The problem:
Those lines of the data that hold the word "title" are to be copied out.

Dataset rows describing interfaces:
━━━━━━━━━━━━━━━━━━━━━━━━━━━━━━

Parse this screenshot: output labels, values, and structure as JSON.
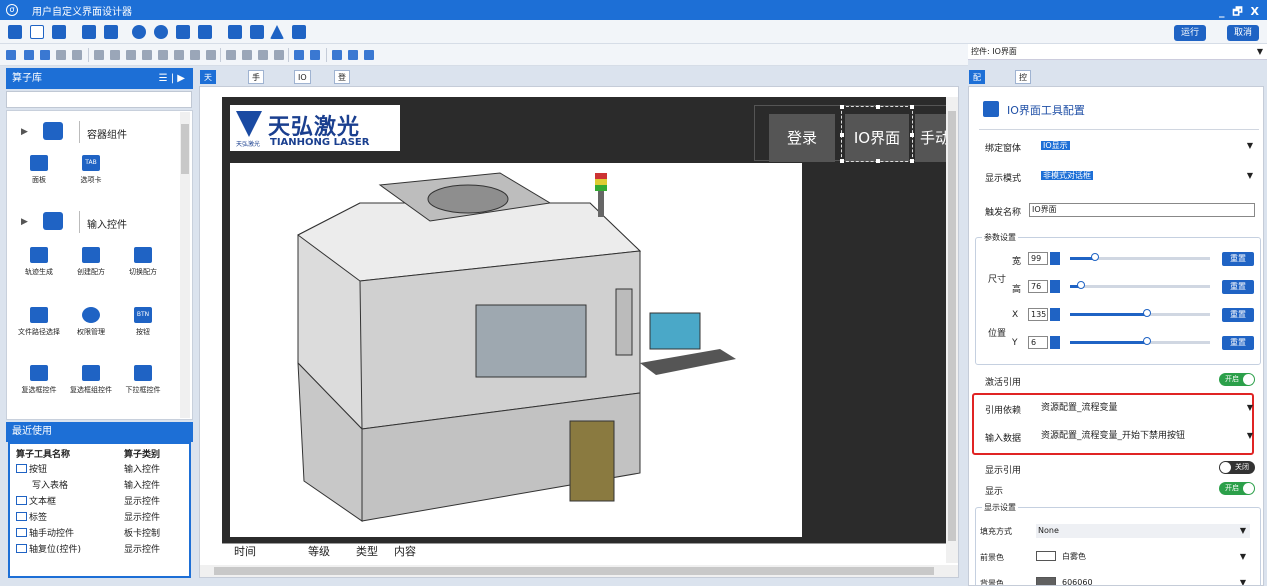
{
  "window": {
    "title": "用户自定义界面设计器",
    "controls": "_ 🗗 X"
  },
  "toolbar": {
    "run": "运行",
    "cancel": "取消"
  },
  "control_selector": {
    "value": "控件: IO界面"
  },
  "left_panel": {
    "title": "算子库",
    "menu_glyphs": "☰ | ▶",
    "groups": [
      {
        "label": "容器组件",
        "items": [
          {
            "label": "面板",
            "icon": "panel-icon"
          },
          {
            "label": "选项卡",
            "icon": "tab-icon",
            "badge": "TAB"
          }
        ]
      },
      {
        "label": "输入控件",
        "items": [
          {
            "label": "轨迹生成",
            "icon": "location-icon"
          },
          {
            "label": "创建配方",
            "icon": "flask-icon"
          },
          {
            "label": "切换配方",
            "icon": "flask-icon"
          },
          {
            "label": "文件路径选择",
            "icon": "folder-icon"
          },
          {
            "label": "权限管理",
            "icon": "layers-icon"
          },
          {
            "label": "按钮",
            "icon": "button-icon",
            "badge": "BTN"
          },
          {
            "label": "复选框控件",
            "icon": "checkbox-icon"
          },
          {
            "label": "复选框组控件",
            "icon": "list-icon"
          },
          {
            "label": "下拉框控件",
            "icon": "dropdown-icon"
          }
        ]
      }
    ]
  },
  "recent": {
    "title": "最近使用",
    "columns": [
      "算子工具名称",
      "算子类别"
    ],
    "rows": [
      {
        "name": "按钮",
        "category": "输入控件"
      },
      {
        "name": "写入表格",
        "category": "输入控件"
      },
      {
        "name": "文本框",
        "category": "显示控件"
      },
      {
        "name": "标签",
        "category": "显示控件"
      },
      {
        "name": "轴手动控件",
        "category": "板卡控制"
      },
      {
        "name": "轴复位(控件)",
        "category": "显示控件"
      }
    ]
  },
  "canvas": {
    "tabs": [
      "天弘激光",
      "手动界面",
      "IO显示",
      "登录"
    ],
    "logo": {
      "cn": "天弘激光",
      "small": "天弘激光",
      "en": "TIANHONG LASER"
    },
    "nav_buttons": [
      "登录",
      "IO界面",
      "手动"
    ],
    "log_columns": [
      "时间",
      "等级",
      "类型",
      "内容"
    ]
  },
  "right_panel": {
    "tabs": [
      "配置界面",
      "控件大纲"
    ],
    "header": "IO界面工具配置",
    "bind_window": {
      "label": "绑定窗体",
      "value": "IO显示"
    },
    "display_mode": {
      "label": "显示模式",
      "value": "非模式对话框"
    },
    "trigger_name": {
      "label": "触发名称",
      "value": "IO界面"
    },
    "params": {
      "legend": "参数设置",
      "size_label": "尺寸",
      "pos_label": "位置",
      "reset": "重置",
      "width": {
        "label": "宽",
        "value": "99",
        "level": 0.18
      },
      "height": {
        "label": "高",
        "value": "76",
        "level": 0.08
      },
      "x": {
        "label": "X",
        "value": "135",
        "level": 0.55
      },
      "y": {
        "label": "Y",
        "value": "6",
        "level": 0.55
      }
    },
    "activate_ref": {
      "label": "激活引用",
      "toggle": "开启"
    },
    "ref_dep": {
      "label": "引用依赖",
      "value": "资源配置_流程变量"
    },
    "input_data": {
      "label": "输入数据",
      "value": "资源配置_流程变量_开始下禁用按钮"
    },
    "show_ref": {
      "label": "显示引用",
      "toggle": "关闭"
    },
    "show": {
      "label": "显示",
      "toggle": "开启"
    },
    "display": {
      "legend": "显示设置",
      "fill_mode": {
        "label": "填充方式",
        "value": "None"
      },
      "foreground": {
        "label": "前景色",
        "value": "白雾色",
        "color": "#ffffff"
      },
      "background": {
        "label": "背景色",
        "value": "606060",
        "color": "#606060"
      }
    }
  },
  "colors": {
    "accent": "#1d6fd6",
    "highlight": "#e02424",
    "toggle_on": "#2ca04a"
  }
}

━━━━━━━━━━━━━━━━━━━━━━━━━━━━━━

Written solution:
    "title": "用户自定义界面设计器",
    "title": "算子库",
    "title": "最近使用",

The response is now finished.